## GIVEN DATA
★ ★ ★
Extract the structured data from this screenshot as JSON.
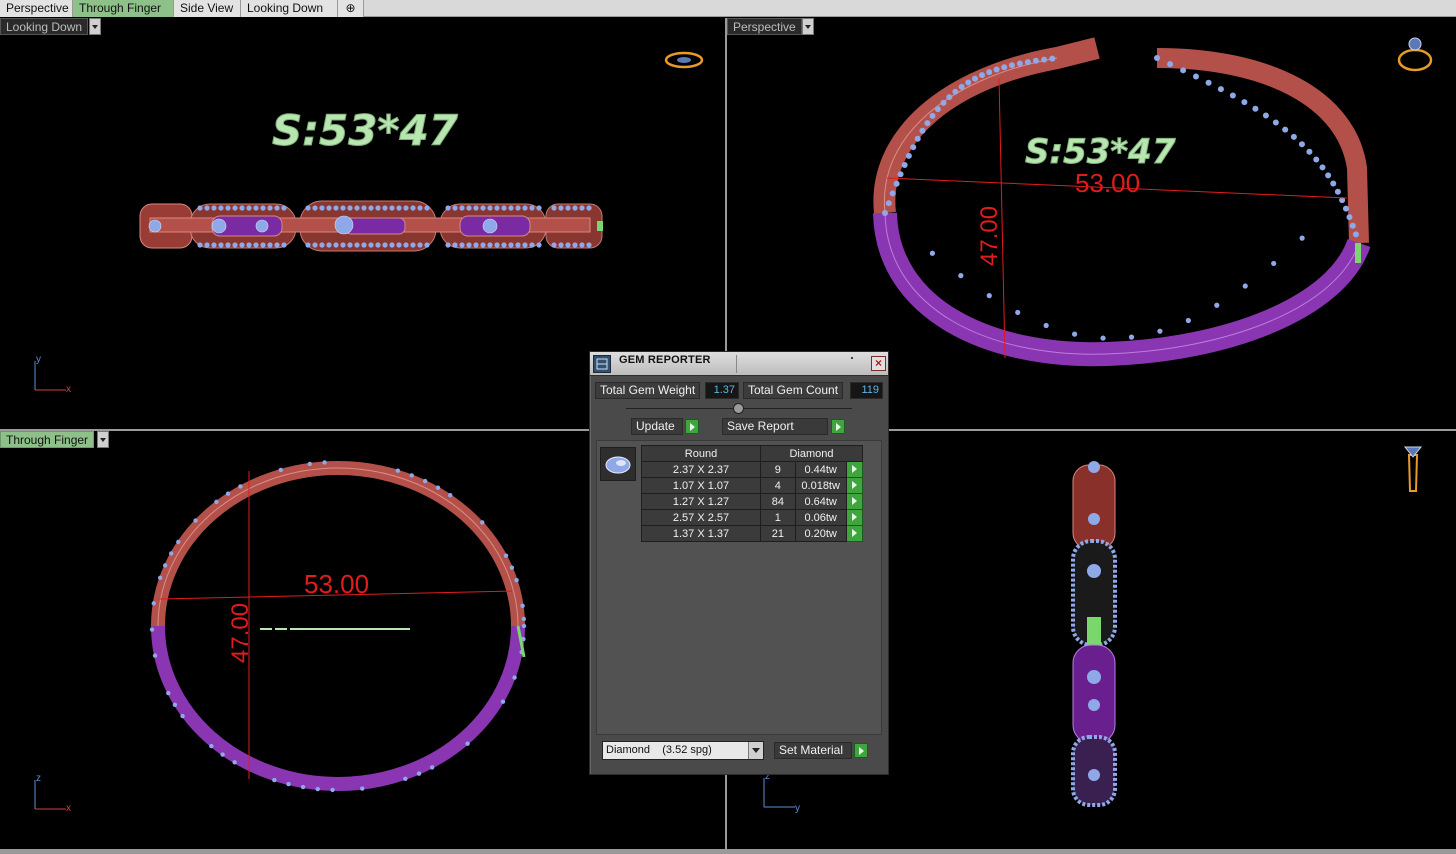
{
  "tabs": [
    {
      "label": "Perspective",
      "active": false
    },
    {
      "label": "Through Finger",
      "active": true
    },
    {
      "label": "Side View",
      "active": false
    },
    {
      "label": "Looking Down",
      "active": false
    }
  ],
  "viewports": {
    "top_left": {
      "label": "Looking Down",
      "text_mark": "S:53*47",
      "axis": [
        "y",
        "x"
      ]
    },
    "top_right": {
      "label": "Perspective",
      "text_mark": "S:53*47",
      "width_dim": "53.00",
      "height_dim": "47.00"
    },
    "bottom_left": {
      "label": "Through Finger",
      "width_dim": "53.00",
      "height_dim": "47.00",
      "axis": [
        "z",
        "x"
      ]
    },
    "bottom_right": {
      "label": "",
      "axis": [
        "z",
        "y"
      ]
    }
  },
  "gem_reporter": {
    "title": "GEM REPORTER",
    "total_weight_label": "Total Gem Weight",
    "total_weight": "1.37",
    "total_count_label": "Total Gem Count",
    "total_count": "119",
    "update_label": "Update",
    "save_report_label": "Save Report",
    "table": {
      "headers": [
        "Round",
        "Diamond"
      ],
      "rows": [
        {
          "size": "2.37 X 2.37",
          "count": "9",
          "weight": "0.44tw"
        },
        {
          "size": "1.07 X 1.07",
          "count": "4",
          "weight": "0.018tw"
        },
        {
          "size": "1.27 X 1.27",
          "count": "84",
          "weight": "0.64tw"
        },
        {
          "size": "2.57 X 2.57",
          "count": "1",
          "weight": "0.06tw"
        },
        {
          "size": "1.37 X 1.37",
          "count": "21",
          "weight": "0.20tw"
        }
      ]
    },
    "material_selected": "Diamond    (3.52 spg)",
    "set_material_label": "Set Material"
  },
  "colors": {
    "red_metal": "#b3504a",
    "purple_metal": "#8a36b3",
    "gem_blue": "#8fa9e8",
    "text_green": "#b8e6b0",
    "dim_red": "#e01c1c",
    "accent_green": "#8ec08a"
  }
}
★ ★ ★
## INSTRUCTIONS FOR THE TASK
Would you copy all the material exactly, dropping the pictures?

## EXERCISE RESULT
Extract the structured data from this screenshot as JSON.
{
  "tabs": [
    {
      "label": "Perspective",
      "active": false
    },
    {
      "label": "Through Finger",
      "active": true
    },
    {
      "label": "Side View",
      "active": false
    },
    {
      "label": "Looking Down",
      "active": false
    }
  ],
  "viewports": {
    "top_left": {
      "label": "Looking Down",
      "text_mark": "S:53*47",
      "axis": [
        "y",
        "x"
      ]
    },
    "top_right": {
      "label": "Perspective",
      "text_mark": "S:53*47",
      "width_dim": "53.00",
      "height_dim": "47.00"
    },
    "bottom_left": {
      "label": "Through Finger",
      "width_dim": "53.00",
      "height_dim": "47.00",
      "axis": [
        "z",
        "x"
      ]
    },
    "bottom_right": {
      "label": "",
      "axis": [
        "z",
        "y"
      ]
    }
  },
  "gem_reporter": {
    "title": "GEM REPORTER",
    "total_weight_label": "Total Gem Weight",
    "total_weight": "1.37",
    "total_count_label": "Total Gem Count",
    "total_count": "119",
    "update_label": "Update",
    "save_report_label": "Save Report",
    "table": {
      "headers": [
        "Round",
        "Diamond"
      ],
      "rows": [
        {
          "size": "2.37 X 2.37",
          "count": "9",
          "weight": "0.44tw"
        },
        {
          "size": "1.07 X 1.07",
          "count": "4",
          "weight": "0.018tw"
        },
        {
          "size": "1.27 X 1.27",
          "count": "84",
          "weight": "0.64tw"
        },
        {
          "size": "2.57 X 2.57",
          "count": "1",
          "weight": "0.06tw"
        },
        {
          "size": "1.37 X 1.37",
          "count": "21",
          "weight": "0.20tw"
        }
      ]
    },
    "material_selected": "Diamond    (3.52 spg)",
    "set_material_label": "Set Material"
  },
  "colors": {
    "red_metal": "#b3504a",
    "purple_metal": "#8a36b3",
    "gem_blue": "#8fa9e8",
    "text_green": "#b8e6b0",
    "dim_red": "#e01c1c",
    "accent_green": "#8ec08a"
  }
}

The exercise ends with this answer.